### Exercise data
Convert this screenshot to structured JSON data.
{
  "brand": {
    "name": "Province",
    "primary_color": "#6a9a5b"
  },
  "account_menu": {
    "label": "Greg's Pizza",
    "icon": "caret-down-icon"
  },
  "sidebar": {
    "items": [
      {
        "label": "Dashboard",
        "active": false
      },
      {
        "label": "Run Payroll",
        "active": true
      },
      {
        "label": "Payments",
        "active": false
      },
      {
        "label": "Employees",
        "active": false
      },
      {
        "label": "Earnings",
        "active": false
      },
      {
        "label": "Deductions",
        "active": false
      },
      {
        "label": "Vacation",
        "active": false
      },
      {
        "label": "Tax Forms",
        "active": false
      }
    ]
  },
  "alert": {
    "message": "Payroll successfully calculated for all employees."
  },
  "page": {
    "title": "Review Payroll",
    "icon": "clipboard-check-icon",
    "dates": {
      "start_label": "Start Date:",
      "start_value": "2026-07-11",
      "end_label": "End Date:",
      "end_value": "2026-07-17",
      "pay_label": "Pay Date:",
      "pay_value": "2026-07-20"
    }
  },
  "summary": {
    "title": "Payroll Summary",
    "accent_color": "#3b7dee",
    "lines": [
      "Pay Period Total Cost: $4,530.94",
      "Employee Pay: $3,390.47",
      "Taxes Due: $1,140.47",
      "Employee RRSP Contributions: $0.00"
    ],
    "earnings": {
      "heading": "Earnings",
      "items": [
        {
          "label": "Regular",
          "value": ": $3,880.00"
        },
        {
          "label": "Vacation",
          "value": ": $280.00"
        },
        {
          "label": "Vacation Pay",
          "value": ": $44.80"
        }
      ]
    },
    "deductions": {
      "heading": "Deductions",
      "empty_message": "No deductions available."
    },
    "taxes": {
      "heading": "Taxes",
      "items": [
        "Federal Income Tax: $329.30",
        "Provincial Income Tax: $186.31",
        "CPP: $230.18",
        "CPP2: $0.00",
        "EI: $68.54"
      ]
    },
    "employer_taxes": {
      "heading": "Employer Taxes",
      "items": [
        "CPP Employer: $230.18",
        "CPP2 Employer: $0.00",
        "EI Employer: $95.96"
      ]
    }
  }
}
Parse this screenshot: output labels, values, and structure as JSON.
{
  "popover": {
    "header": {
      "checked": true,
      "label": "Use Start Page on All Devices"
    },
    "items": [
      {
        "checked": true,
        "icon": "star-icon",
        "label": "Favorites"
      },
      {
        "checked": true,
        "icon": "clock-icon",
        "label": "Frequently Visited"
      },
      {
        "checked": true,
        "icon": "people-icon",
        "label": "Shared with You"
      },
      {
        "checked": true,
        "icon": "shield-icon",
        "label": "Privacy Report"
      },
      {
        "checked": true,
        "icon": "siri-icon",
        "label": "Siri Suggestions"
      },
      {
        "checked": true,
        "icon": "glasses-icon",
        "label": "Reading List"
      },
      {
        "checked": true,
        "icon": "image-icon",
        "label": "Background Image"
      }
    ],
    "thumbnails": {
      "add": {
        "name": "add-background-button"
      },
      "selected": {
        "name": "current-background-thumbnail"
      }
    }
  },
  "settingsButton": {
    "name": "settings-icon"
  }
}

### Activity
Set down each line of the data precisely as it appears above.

### Answer section
Convert this screenshot to structured JSON data.
{
  "brand": {
    "name": "Province",
    "primary_color": "#6a9a5b"
  },
  "account_menu": {
    "label": "Greg's Pizza",
    "icon": "caret-down-icon"
  },
  "sidebar": {
    "items": [
      {
        "label": "Dashboard",
        "active": false
      },
      {
        "label": "Run Payroll",
        "active": true
      },
      {
        "label": "Payments",
        "active": false
      },
      {
        "label": "Employees",
        "active": false
      },
      {
        "label": "Earnings",
        "active": false
      },
      {
        "label": "Deductions",
        "active": false
      },
      {
        "label": "Vacation",
        "active": false
      },
      {
        "label": "Tax Forms",
        "active": false
      }
    ]
  },
  "alert": {
    "message": "Payroll successfully calculated for all employees."
  },
  "page": {
    "title": "Review Payroll",
    "icon": "clipboard-check-icon",
    "dates": {
      "start_label": "Start Date:",
      "start_value": "2026-07-11",
      "end_label": "End Date:",
      "end_value": "2026-07-17",
      "pay_label": "Pay Date:",
      "pay_value": "2026-07-20"
    }
  },
  "summary": {
    "title": "Payroll Summary",
    "accent_color": "#3b7dee",
    "lines": [
      "Pay Period Total Cost: $4,530.94",
      "Employee Pay: $3,390.47",
      "Taxes Due: $1,140.47",
      "Employee RRSP Contributions: $0.00"
    ],
    "earnings": {
      "heading": "Earnings",
      "items": [
        {
          "label": "Regular",
          "value": ": $3,880.00"
        },
        {
          "label": "Vacation",
          "value": ": $280.00"
        },
        {
          "label": "Vacation Pay",
          "value": ": $44.80"
        }
      ]
    },
    "deductions": {
      "heading": "Deductions",
      "empty_message": "No deductions available."
    },
    "taxes": {
      "heading": "Taxes",
      "items": [
        "Federal Income Tax: $329.30",
        "Provincial Income Tax: $186.31",
        "CPP: $230.18",
        "CPP2: $0.00",
        "EI: $68.54"
      ]
    },
    "employer_taxes": {
      "heading": "Employer Taxes",
      "items": [
        "CPP Employer: $230.18",
        "CPP2 Employer: $0.00",
        "EI Employer: $95.96"
      ]
    }
  }
}
Parse this screenshot: output labels, values, and structure as JSON.
{
  "popover": {
    "header": {
      "checked": true,
      "label": "Use Start Page on All Devices"
    },
    "items": [
      {
        "checked": true,
        "icon": "star-icon",
        "label": "Favorites"
      },
      {
        "checked": true,
        "icon": "clock-icon",
        "label": "Frequently Visited"
      },
      {
        "checked": true,
        "icon": "people-icon",
        "label": "Shared with You"
      },
      {
        "checked": true,
        "icon": "shield-icon",
        "label": "Privacy Report"
      },
      {
        "checked": true,
        "icon": "siri-icon",
        "label": "Siri Suggestions"
      },
      {
        "checked": true,
        "icon": "glasses-icon",
        "label": "Reading List"
      },
      {
        "checked": true,
        "icon": "image-icon",
        "label": "Background Image"
      }
    ],
    "thumbnails": {
      "add": {
        "name": "add-background-button"
      },
      "selected": {
        "name": "current-background-thumbnail"
      }
    }
  },
  "settingsButton": {
    "name": "settings-icon"
  }
}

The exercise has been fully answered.